Tactics for managing your unsubscribes
It’s likely you’ve worked hard to capture your customer and as all good marketers are aware, ongoing communications with customers have proved to improve retention, referral and general brand awareness.
That’s why, when a customer opts to ‘unsubscribe’ many businesses feel a little ‘rejected’.
First and foremost, it’s fundamentally important to honour the ‘unsubscribe request’ and remove them from your communication lists immediately. However, there are some tactics you can look to apply which may ensure that you don’t totally lose the opportunity to continuously communicate with your all important customers:
1. Provide more ‘Opt in’ preferences. When you are inviting your customer to ‘opt in’ to your email communications – very often I see just the one tick box. From the user’s perspective, all they have to do is tick this box to be assured that they won’t receive any further email communications from you. However, if we follow the principle of ‘targeted’ communications – and the logic that people don’t actually mind receiving emails about something they are genuinely interested in – then this opens up the opportunity for you to provide your customers with a ‘choice’ of the types of communications they receive from you. Of course, if you don’t have a wide range of communications – then it may be that you provide choice on Frequency. So instead of offering just one tick box – provide say, 5 tick boxes: for example: General Monthly Ewire, Marketing News, SEO News, Small Business News, Finance & Tax News - this way the user can just select the Small Business News – rather than receiving all 5. Similarly, if you don’t have that many communication options to provide the user – then offer choice of frequency, for example; monthly, weekly, daily, quarterly etc.

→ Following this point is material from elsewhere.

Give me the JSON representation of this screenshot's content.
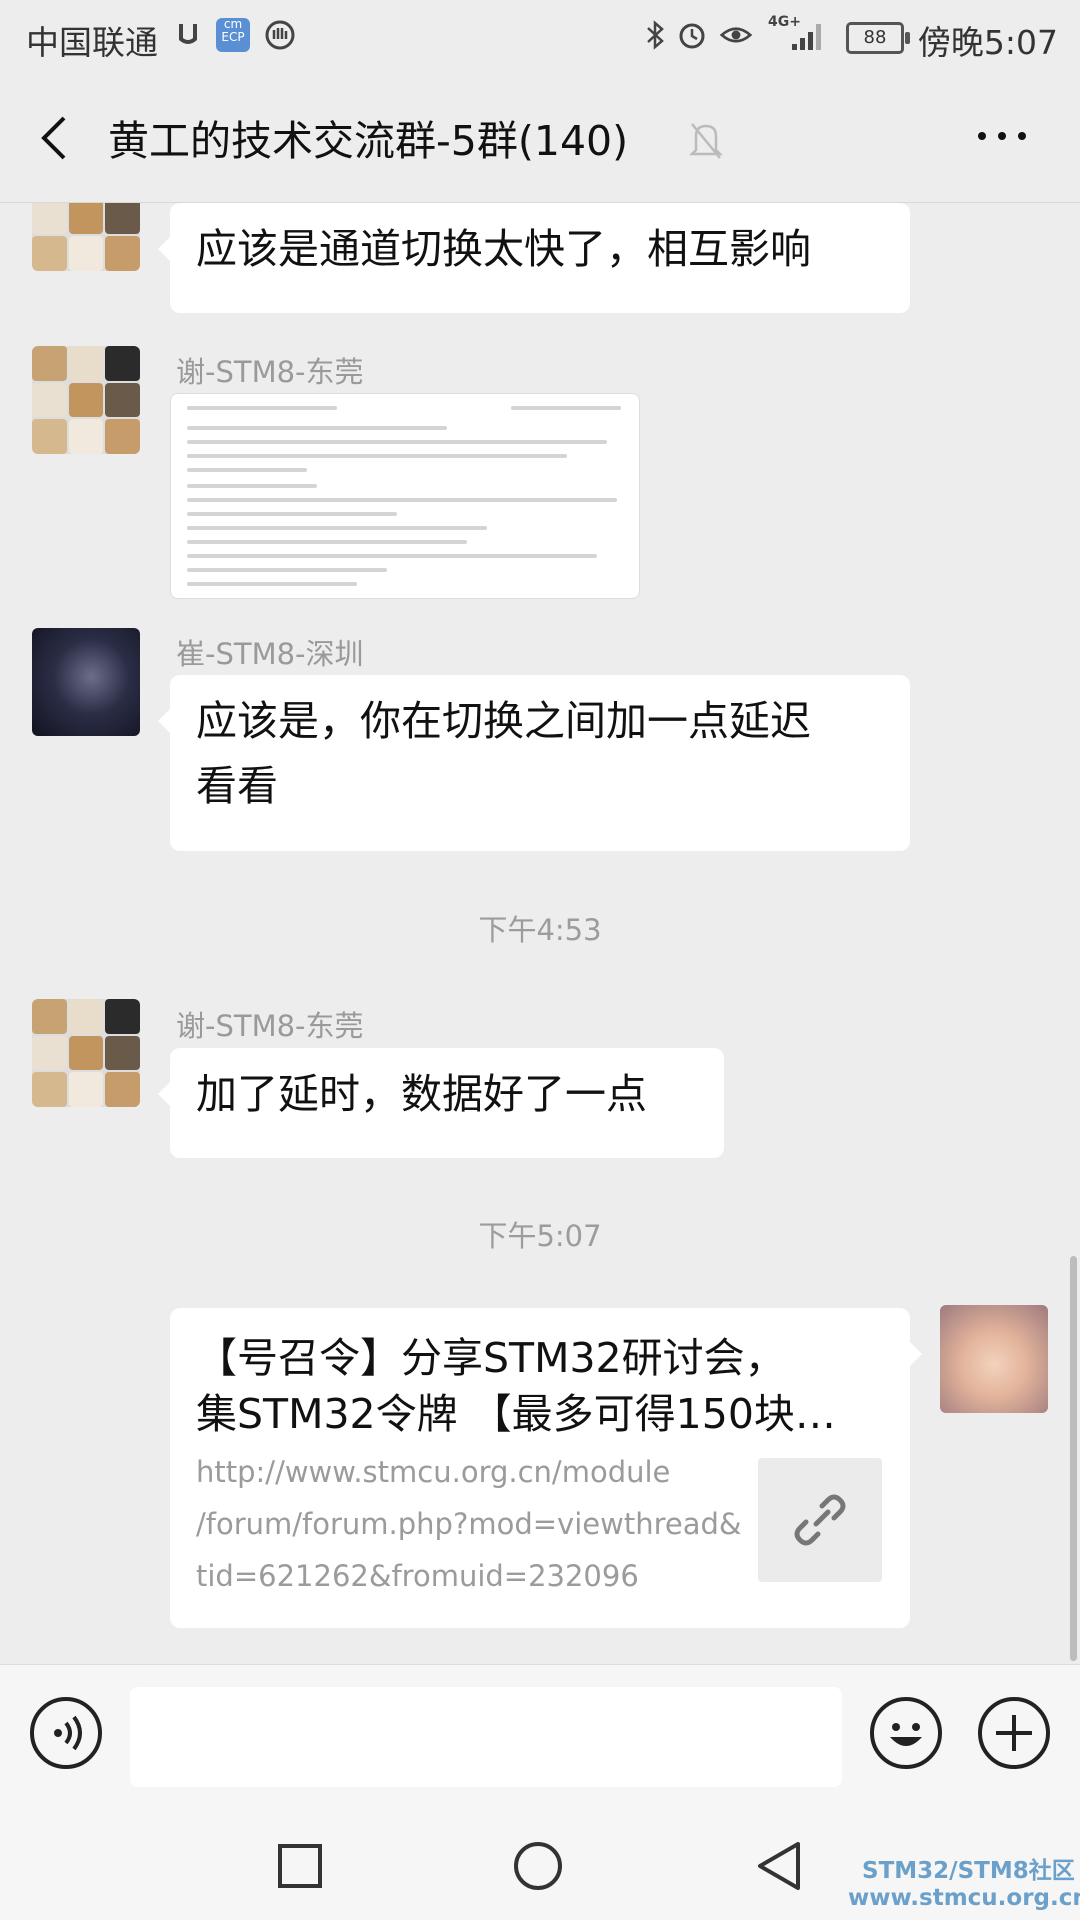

2. Find out why your customers want to unsubscribe. When a user ticks the unsubscribe option – why not ask them ‘why’ they have chosen to unsubscribe. You can offer a simple drop down box of options – or you can provide them with a box to provide you with their reasons. This has two positive elements 1) you learn about your customers and 2) it provides your customer with a platform to provide feedback to you. There are some really neat little applications which do this job very well and cost nothing or very little – such as: http://www.kampyle.com.
3. Provide your customers with confirmation of your action. Personally, it really frustrates me that when I unsubscribe from a communication vehicle, I don’t get any ‘confirmation’ that my unsubscribe request has been actioned. This means, I’m often left thinking, ‘did that work’? From a usability perspective, all online actions should provide the user with some means of logical ‘feedback’. When a user unsubscribes, ensure your user is directed to a page which confirms the action with a message along the lines of ‘Thank you for your unsubscription request. I can confirm that your request has been forwarded to our online communications team and will be processed immediately. Whilst this is being processed, you may receive communications from us, but rest assured that your request is being dealt with. In order to help us improve our communications, we’d value any feedback as to why you wish to unsubscribe from this service, and indeed welcome your feedback on any other service we provide.
4. Double check the ‘all out’ option. You could go one further and remind your user of what they will be missing out on by unsubscribing. Particularly if you have a ‘preferences’ in place (as discussed in point 1 above) – this way you can say something like: Thank you for your unsubscription request. By unsubscribing you have chosen to opt out of receiving our General Monthly Ewire, Marketing News, SEO News, Small Business News, Finance & Tax News – if you wish to stay subscribed to any of these services simply tick the relevant item below. Similarly, if you wish to change the frequency of when these communications are sent to you – simply tick the frequency preferences below.